"There's a thing that people fear robots are going to take over human society. I think that robots will drive costs down. Not just labor costs, but all business costs down," he said. "People can start working on businesses themselves without large amounts of funding."

But not everyone is so optimistic.

About 47 percent of U.S. jobs are susceptible to becoming automated, according to a 2013 study published by the Oxford Martin Programme on Technology and Employment.

That includes a 96 percent chance for coffee-shop workers, 94 percent for accountants and 79 percent for tractor-trailer truck drivers, according to, which compiled data from the 2013 study.

(Don't worry, human resources managers, education administrators and dentists. These jobs all have less than a 1 percent chance of becoming automated.)

Businesses have been adding forms of robots and automation for years, including grocery stores with their self-checkout lines.

In the past month, the Champaign Schnucks added the self-checkout stations.

Schnucks spokesman Paul Simon was surprised it didn't already have self-checkout, as the Savoy and Urbana stores already did for a while.

"The Savoy store opened with them several years ago," he said. "Self-checkout's something we've been offering in stores for close to 20 years."

And he said the stations haven't reduced employees.

"It absolutely does not. There's still a scan attendant, and on top of that, customers still have a choice of traditional checkout lanes offered there," Simon said.

The company is also experimenting with robots in 15 stores in the St. Louis metro area. Robots called Tally check inventory on the shelves to see if products are out of stock.

If it is, an employee is notified, who can then bring more product or order some more.

"It's a tool teammates are using," Simon said. "It's not replacing teammates, it's assisting teammates."

And at McDonald's, customers may have noticed the fairly new digital menus that could potentially take a cashier's job.

But the former owner of most of the local McDonald's, Scott Miller, said that's not what happened.

"Actually, they add jobs. We added a guest experience lead person who's out front helping people use the kiosk," Miller said. "There's a little bit of a learning curve. They're very user-friendly, but maybe people get a little intimidated."

As people get more comfortable with the kiosks, the helper might no longer be necessary, Miller said.
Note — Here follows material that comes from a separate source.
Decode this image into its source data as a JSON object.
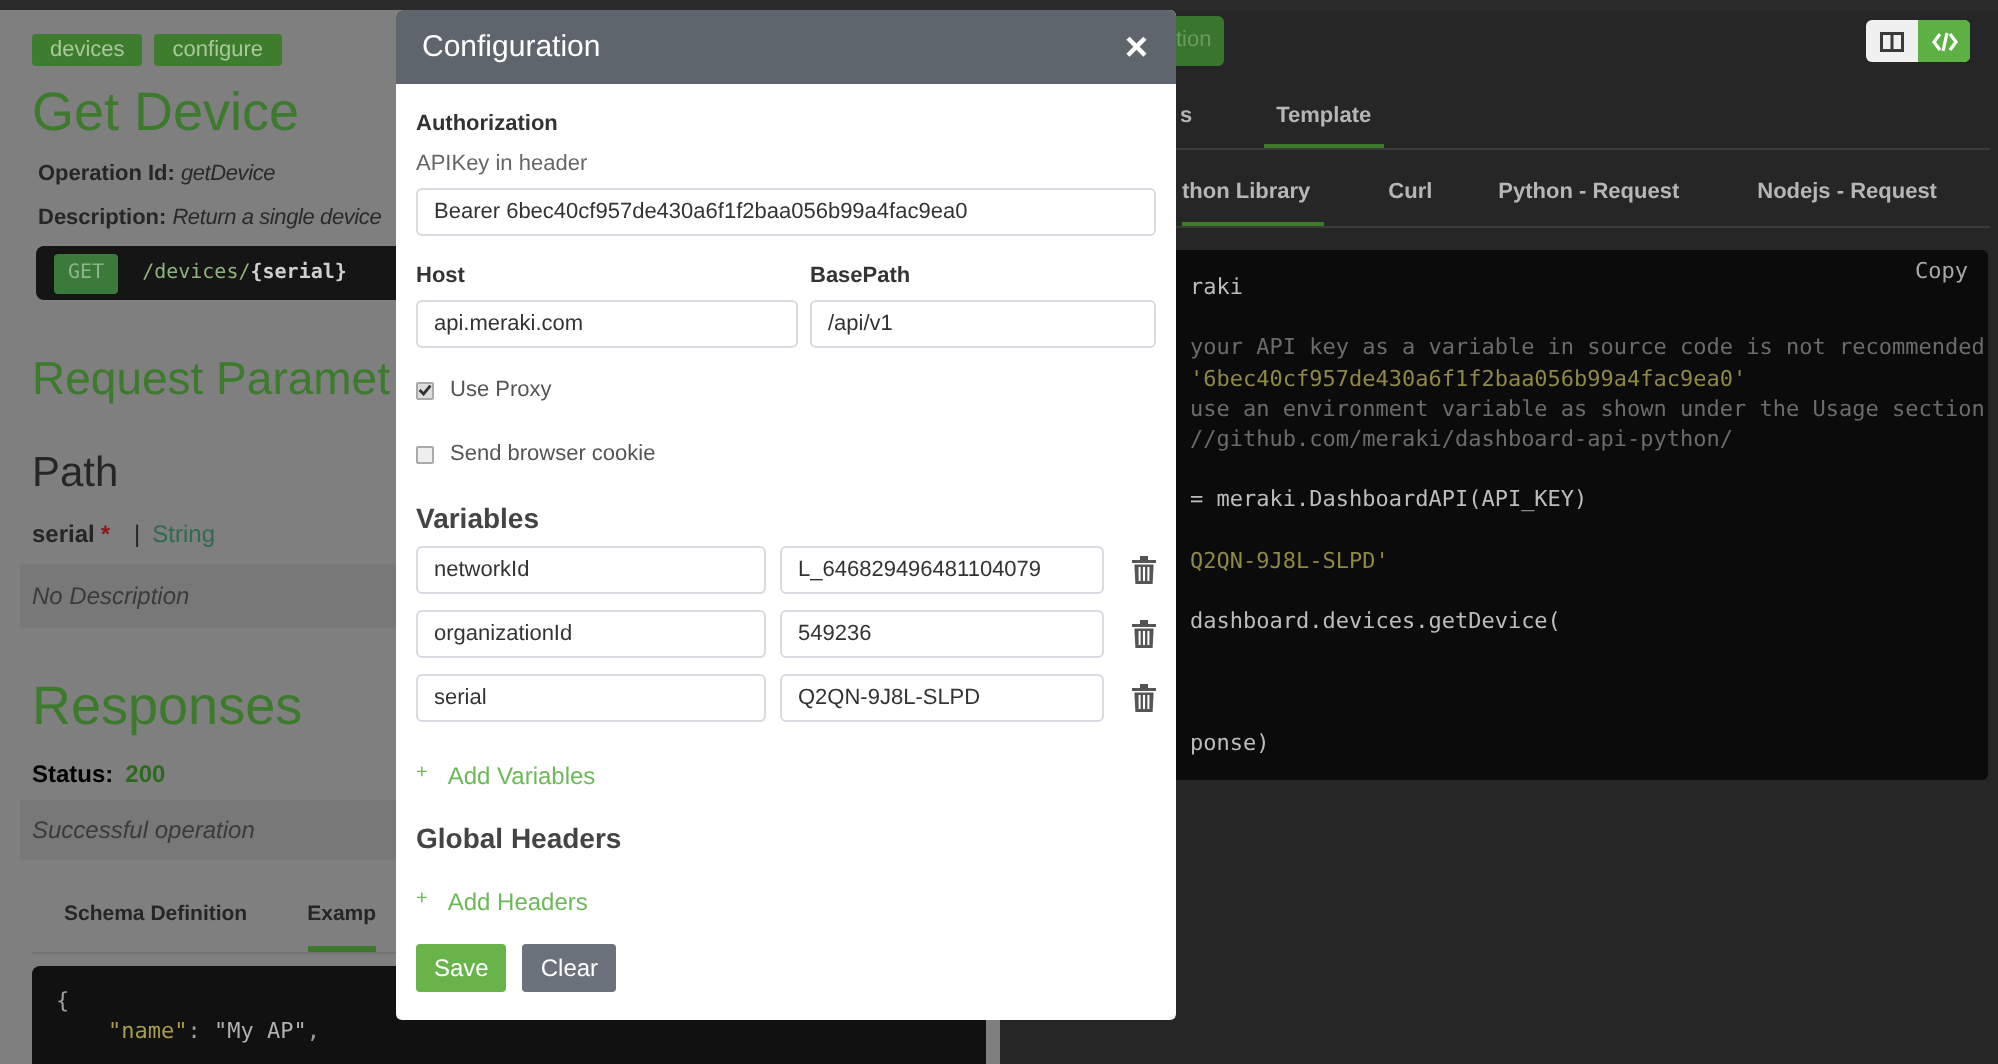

But along with the digital menus, McDonald's also now brings the food to the customer.

"That's another person as well," Miller said. "People can get nervous about technology and what that's going to do to the workforce. But at McDonald's, they knew that and did not want to take jobs away."